Your objective
Read through the lines below and copy the ones holding the string "selected".

Given records

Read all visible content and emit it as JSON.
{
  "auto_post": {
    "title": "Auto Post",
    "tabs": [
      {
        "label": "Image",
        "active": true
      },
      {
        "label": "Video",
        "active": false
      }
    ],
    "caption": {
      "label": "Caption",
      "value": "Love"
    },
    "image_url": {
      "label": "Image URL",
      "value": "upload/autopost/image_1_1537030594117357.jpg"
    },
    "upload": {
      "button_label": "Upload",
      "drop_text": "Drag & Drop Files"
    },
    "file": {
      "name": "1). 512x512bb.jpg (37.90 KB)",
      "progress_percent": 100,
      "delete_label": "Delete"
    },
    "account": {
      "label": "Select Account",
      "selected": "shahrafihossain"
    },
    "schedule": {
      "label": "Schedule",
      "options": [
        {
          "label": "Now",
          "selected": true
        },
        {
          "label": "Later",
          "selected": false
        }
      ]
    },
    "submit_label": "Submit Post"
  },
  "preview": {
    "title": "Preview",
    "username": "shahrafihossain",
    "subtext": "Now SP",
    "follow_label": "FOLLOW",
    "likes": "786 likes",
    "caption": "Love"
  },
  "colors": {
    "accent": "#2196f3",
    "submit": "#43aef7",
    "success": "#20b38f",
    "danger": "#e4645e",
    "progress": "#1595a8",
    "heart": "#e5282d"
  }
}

Result below
      "selected": "shahrafihossain"
          "selected": true
          "selected": false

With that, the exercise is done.